Women who have had breast cancer appear to face little risk of a cancer in the other breast due to oral contraceptive or postmenopausal hormone therapy use, according to research published in the March 20 issue of the Journal of Clinical Oncology.
Jane C. Figueiredo, of the University of Southern California in Los Angeles, and colleagues analyzed data from 708 women with a history of asynchronous bilateral breast cancer (who represented cases) and 1,395 control women with unilateral breast cancer. The researchers collected information on women's medical history, hormone use, and other factors.
OC use before or after first breast cancer diagnosis wasn't significantly associated with asynchronous bilateral breast cancer risk, nor was postmenopausal hormone use before or after breast cancer diagnosis significantly associated with increased risk. The investigators found that duration of use of either type was also not associated with risk.
"These findings have important clinical implications for women with breast cancer. Although current clinical guidelines do not recommend that women with a history of breast cancer use oral contraceptives or postmenopausal hormones, results from this large observational study, combined with those from other observational studies and from clinical trials, suggest that use of these exogenous hormone preparations does not increase the risk of second breast primaries."

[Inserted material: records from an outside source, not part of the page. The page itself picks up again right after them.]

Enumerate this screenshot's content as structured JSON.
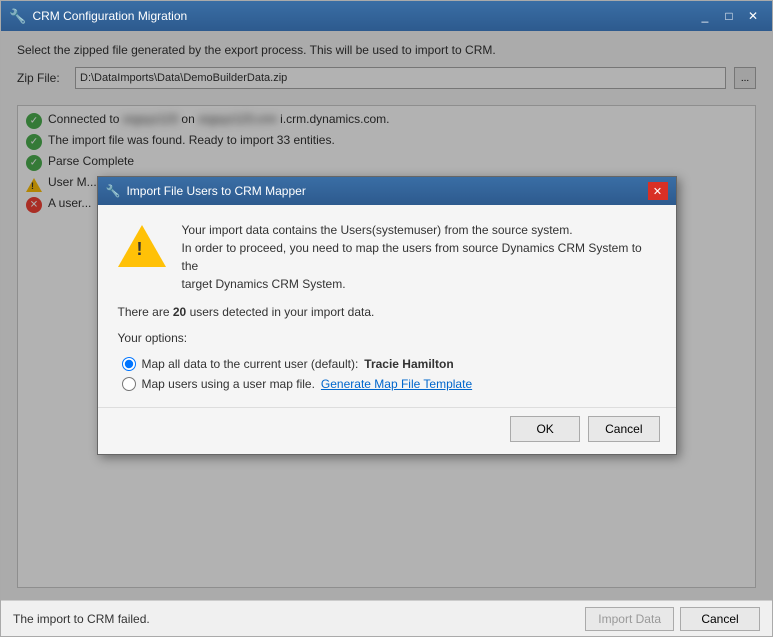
{
  "window": {
    "title": "CRM Configuration Migration",
    "icon": "🔧"
  },
  "main": {
    "description": "Select the zipped file generated by the export process. This will be used to import to CRM.",
    "zip_label": "Zip File:",
    "zip_value": "D:\\DataImports\\Data\\DemoBuilderData.zip",
    "browse_label": "..."
  },
  "status_messages": [
    {
      "type": "check",
      "text_prefix": "Connected to",
      "blurred": "orgxyz123",
      "text_middle": "on",
      "blurred2": "orgxyz123.crm",
      "text_suffix": "i.crm.dynamics.com."
    },
    {
      "type": "check",
      "text": "The import file was found. Ready to import 33 entities."
    },
    {
      "type": "check",
      "text": "Parse Complete"
    },
    {
      "type": "warning",
      "text": "User M..."
    },
    {
      "type": "error",
      "text": "A user..."
    }
  ],
  "bottom": {
    "status": "The import to CRM failed.",
    "import_btn": "Import Data",
    "cancel_btn": "Cancel"
  },
  "modal": {
    "title": "Import File Users to CRM Mapper",
    "icon": "🔧",
    "message_line1": "Your import data contains the Users(systemuser) from the source system.",
    "message_line2": "In order to proceed, you need to map the users from source Dynamics CRM System to the",
    "message_line3": "target Dynamics CRM System.",
    "count_prefix": "There are",
    "count_number": "20",
    "count_suffix": "users detected in your import data.",
    "options_label": "Your options:",
    "option1_label": "Map all data to the current user (default):",
    "option1_name": "Tracie Hamilton",
    "option2_label": "Map users using a user map file.",
    "generate_link": "Generate Map File Template",
    "ok_btn": "OK",
    "cancel_btn": "Cancel"
  }
}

Figueiredo JC, Bernstein L, Capanu M, et al. Oral contraceptives, postmenopausal hormones, and risk of asynchronous bilateral breast cancer: the WECARE Study Group. J Clin Oncol. 2008;26:1411-1418.